→ ACTIVITY
In full and unaltered, output the records below.

****************

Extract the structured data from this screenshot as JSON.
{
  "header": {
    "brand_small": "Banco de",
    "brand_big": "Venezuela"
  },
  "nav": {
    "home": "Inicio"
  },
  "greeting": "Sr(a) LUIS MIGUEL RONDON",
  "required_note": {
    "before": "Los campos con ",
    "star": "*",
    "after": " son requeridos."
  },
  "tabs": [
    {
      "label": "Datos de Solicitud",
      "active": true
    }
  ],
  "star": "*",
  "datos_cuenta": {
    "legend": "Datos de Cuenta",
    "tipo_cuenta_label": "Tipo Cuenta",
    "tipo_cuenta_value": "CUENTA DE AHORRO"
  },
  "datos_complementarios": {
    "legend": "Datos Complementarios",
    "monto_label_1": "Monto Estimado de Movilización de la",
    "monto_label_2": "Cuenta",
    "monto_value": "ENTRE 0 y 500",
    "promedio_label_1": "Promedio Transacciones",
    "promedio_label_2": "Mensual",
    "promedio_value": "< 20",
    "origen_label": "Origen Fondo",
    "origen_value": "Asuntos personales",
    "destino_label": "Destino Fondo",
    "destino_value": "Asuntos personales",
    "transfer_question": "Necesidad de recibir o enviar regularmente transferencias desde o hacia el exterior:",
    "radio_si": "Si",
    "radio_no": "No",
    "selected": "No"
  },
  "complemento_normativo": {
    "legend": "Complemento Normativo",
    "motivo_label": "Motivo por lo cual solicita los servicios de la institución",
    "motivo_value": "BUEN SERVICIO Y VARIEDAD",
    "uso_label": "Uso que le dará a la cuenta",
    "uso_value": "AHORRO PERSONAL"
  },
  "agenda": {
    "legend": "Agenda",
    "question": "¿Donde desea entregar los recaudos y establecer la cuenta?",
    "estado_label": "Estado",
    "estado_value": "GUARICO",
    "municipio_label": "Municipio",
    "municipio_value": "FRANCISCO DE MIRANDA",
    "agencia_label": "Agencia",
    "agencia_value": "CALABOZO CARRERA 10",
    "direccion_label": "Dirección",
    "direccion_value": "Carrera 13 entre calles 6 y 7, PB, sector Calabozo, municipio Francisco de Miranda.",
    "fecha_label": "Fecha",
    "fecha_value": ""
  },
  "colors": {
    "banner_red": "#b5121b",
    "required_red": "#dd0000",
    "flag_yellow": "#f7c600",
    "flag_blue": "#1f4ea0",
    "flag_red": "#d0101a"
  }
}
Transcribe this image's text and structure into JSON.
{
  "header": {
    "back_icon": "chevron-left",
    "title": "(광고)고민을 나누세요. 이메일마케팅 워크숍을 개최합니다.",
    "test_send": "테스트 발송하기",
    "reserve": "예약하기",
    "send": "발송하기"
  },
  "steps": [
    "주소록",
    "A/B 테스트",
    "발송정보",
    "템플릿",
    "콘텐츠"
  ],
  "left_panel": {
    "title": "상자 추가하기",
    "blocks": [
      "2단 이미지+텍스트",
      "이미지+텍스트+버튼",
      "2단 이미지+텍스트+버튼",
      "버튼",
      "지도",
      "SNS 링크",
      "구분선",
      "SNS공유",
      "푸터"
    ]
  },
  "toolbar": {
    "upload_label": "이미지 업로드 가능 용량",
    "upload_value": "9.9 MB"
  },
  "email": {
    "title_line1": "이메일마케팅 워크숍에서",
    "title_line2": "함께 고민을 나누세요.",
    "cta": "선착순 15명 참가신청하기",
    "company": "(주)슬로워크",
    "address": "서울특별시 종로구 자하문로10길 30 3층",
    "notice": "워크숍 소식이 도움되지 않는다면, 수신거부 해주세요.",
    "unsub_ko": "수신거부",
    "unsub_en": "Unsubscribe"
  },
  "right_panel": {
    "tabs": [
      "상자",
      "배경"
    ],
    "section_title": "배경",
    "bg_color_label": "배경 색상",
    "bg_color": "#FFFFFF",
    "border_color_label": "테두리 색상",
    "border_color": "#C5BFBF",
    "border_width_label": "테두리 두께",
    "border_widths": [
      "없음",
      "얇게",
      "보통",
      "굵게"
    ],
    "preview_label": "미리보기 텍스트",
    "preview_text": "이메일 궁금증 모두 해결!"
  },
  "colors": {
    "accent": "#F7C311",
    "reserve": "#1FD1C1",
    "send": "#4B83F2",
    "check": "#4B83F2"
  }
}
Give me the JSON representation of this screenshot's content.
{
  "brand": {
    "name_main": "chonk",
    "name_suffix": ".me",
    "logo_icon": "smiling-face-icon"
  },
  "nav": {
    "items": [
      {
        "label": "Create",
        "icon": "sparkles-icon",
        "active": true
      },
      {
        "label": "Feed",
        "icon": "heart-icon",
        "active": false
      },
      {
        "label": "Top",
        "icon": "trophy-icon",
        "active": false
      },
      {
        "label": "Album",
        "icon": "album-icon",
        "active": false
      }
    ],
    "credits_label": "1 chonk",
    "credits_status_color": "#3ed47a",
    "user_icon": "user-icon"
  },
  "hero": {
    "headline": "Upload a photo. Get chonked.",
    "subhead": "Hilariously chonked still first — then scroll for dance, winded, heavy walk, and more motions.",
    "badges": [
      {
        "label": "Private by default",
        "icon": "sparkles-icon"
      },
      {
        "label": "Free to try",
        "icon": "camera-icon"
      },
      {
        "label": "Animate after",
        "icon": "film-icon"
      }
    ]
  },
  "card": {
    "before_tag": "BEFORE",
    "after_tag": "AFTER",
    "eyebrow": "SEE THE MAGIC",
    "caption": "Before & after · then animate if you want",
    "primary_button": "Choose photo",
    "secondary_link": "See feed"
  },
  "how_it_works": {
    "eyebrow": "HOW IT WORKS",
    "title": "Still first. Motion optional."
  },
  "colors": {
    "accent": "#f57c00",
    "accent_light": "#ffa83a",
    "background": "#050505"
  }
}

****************

→ OUTPUT BELOW
Extract the structured data from this screenshot as JSON.
{
  "header": {
    "brand_small": "Banco de",
    "brand_big": "Venezuela"
  },
  "nav": {
    "home": "Inicio"
  },
  "greeting": "Sr(a) LUIS MIGUEL RONDON",
  "required_note": {
    "before": "Los campos con ",
    "star": "*",
    "after": " son requeridos."
  },
  "tabs": [
    {
      "label": "Datos de Solicitud",
      "active": true
    }
  ],
  "star": "*",
  "datos_cuenta": {
    "legend": "Datos de Cuenta",
    "tipo_cuenta_label": "Tipo Cuenta",
    "tipo_cuenta_value": "CUENTA DE AHORRO"
  },
  "datos_complementarios": {
    "legend": "Datos Complementarios",
    "monto_label_1": "Monto Estimado de Movilización de la",
    "monto_label_2": "Cuenta",
    "monto_value": "ENTRE 0 y 500",
    "promedio_label_1": "Promedio Transacciones",
    "promedio_label_2": "Mensual",
    "promedio_value": "< 20",
    "origen_label": "Origen Fondo",
    "origen_value": "Asuntos personales",
    "destino_label": "Destino Fondo",
    "destino_value": "Asuntos personales",
    "transfer_question": "Necesidad de recibir o enviar regularmente transferencias desde o hacia el exterior:",
    "radio_si": "Si",
    "radio_no": "No",
    "selected": "No"
  },
  "complemento_normativo": {
    "legend": "Complemento Normativo",
    "motivo_label": "Motivo por lo cual solicita los servicios de la institución",
    "motivo_value": "BUEN SERVICIO Y VARIEDAD",
    "uso_label": "Uso que le dará a la cuenta",
    "uso_value": "AHORRO PERSONAL"
  },
  "agenda": {
    "legend": "Agenda",
    "question": "¿Donde desea entregar los recaudos y establecer la cuenta?",
    "estado_label": "Estado",
    "estado_value": "GUARICO",
    "municipio_label": "Municipio",
    "municipio_value": "FRANCISCO DE MIRANDA",
    "agencia_label": "Agencia",
    "agencia_value": "CALABOZO CARRERA 10",
    "direccion_label": "Dirección",
    "direccion_value": "Carrera 13 entre calles 6 y 7, PB, sector Calabozo, municipio Francisco de Miranda.",
    "fecha_label": "Fecha",
    "fecha_value": ""
  },
  "colors": {
    "banner_red": "#b5121b",
    "required_red": "#dd0000",
    "flag_yellow": "#f7c600",
    "flag_blue": "#1f4ea0",
    "flag_red": "#d0101a"
  }
}
Transcribe this image's text and structure into JSON.
{
  "header": {
    "back_icon": "chevron-left",
    "title": "(광고)고민을 나누세요. 이메일마케팅 워크숍을 개최합니다.",
    "test_send": "테스트 발송하기",
    "reserve": "예약하기",
    "send": "발송하기"
  },
  "steps": [
    "주소록",
    "A/B 테스트",
    "발송정보",
    "템플릿",
    "콘텐츠"
  ],
  "left_panel": {
    "title": "상자 추가하기",
    "blocks": [
      "2단 이미지+텍스트",
      "이미지+텍스트+버튼",
      "2단 이미지+텍스트+버튼",
      "버튼",
      "지도",
      "SNS 링크",
      "구분선",
      "SNS공유",
      "푸터"
    ]
  },
  "toolbar": {
    "upload_label": "이미지 업로드 가능 용량",
    "upload_value": "9.9 MB"
  },
  "email": {
    "title_line1": "이메일마케팅 워크숍에서",
    "title_line2": "함께 고민을 나누세요.",
    "cta": "선착순 15명 참가신청하기",
    "company": "(주)슬로워크",
    "address": "서울특별시 종로구 자하문로10길 30 3층",
    "notice": "워크숍 소식이 도움되지 않는다면, 수신거부 해주세요.",
    "unsub_ko": "수신거부",
    "unsub_en": "Unsubscribe"
  },
  "right_panel": {
    "tabs": [
      "상자",
      "배경"
    ],
    "section_title": "배경",
    "bg_color_label": "배경 색상",
    "bg_color": "#FFFFFF",
    "border_color_label": "테두리 색상",
    "border_color": "#C5BFBF",
    "border_width_label": "테두리 두께",
    "border_widths": [
      "없음",
      "얇게",
      "보통",
      "굵게"
    ],
    "preview_label": "미리보기 텍스트",
    "preview_text": "이메일 궁금증 모두 해결!"
  },
  "colors": {
    "accent": "#F7C311",
    "reserve": "#1FD1C1",
    "send": "#4B83F2",
    "check": "#4B83F2"
  }
}
Give me the JSON representation of this screenshot's content.
{
  "brand": {
    "name_main": "chonk",
    "name_suffix": ".me",
    "logo_icon": "smiling-face-icon"
  },
  "nav": {
    "items": [
      {
        "label": "Create",
        "icon": "sparkles-icon",
        "active": true
      },
      {
        "label": "Feed",
        "icon": "heart-icon",
        "active": false
      },
      {
        "label": "Top",
        "icon": "trophy-icon",
        "active": false
      },
      {
        "label": "Album",
        "icon": "album-icon",
        "active": false
      }
    ],
    "credits_label": "1 chonk",
    "credits_status_color": "#3ed47a",
    "user_icon": "user-icon"
  },
  "hero": {
    "headline": "Upload a photo. Get chonked.",
    "subhead": "Hilariously chonked still first — then scroll for dance, winded, heavy walk, and more motions.",
    "badges": [
      {
        "label": "Private by default",
        "icon": "sparkles-icon"
      },
      {
        "label": "Free to try",
        "icon": "camera-icon"
      },
      {
        "label": "Animate after",
        "icon": "film-icon"
      }
    ]
  },
  "card": {
    "before_tag": "BEFORE",
    "after_tag": "AFTER",
    "eyebrow": "SEE THE MAGIC",
    "caption": "Before & after · then animate if you want",
    "primary_button": "Choose photo",
    "secondary_link": "See feed"
  },
  "how_it_works": {
    "eyebrow": "HOW IT WORKS",
    "title": "Still first. Motion optional."
  },
  "colors": {
    "accent": "#f57c00",
    "accent_light": "#ffa83a",
    "background": "#050505"
  }
}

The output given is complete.